|International Classification||H04N5/919, G11B27/00, G11B20/14, H04N5/783|
|Cooperative Classification||H04N5/783, G11B27/005, H04N5/919, G11B20/1492|
|European Classification||G11B20/14B1, H04N5/783, G11B27/00V, H04N5/919|
|Jul 22, 1988||AS||Assignment|
Owner name: EASTMAN KODAK COMPANY, ROCHESTER, NEW YORK, A NEW
Free format text: ASSIGNMENT OF ASSIGNORS INTEREST.;ASSIGNOR:BLESSINGER, KURT V.;REEL/FRAME:004920/0153

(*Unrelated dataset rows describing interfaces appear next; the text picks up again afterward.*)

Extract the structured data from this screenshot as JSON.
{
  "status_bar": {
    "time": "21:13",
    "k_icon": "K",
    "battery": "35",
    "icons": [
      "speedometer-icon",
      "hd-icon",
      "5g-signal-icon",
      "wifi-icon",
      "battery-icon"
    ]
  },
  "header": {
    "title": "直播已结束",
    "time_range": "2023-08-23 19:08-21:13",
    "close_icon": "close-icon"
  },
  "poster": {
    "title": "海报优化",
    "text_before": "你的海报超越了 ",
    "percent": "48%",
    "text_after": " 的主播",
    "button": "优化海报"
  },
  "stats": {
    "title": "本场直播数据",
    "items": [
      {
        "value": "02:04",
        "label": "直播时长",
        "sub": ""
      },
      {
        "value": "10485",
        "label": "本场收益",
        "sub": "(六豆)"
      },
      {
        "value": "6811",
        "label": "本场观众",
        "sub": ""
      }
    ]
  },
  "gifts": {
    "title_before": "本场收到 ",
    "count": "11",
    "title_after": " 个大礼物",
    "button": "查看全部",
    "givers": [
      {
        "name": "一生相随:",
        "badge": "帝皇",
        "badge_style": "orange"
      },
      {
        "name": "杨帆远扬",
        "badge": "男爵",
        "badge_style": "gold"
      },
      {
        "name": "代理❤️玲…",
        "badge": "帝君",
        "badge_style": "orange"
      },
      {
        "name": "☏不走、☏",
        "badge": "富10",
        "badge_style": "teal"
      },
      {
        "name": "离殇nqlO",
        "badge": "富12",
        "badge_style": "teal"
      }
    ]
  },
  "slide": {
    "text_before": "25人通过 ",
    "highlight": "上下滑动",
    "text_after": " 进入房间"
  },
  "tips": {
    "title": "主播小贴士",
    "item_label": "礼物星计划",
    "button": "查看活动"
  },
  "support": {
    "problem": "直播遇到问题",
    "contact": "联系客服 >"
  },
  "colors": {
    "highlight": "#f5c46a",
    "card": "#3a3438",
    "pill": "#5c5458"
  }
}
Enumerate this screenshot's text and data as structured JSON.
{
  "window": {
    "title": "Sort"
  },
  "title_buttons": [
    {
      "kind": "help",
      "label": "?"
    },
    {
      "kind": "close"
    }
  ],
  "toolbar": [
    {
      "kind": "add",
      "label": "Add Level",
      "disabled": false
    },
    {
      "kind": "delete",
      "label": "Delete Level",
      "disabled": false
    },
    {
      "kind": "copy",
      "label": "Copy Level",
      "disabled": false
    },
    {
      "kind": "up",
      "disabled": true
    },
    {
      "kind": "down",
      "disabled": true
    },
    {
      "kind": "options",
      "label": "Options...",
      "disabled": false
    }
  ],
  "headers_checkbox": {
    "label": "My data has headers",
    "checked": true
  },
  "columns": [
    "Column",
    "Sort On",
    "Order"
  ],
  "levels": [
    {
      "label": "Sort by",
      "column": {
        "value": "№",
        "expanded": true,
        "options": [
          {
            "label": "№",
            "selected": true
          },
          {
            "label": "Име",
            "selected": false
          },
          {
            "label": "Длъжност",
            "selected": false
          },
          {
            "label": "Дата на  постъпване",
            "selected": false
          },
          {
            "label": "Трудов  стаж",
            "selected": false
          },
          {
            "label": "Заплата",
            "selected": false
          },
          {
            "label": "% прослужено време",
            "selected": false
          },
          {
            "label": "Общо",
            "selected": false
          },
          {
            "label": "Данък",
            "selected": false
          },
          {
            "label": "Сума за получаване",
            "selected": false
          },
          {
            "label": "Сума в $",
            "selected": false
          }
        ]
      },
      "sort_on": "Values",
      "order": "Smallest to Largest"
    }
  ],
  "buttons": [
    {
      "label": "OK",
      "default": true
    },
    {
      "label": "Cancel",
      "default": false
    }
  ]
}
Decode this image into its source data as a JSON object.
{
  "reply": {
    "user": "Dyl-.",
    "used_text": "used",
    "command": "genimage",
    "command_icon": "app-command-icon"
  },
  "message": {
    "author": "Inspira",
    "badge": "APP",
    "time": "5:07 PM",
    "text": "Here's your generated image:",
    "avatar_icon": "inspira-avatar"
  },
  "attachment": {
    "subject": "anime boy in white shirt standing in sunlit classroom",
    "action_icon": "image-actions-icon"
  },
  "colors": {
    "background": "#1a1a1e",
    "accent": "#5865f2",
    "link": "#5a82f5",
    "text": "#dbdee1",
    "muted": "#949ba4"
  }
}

Effective date: 19860522
|Feb 10, 1992||FPAY||Fee payment|
Year of fee payment: 4
|May 14, 1996||REMI||Maintenance fee reminder mailed|
|Oct 6, 1996||LAPS||Lapse for failure to pay maintenance fees|
|Dec 17, 1996||FP||Expired due to failure to pay maintenance fee|
Effective date: 19961009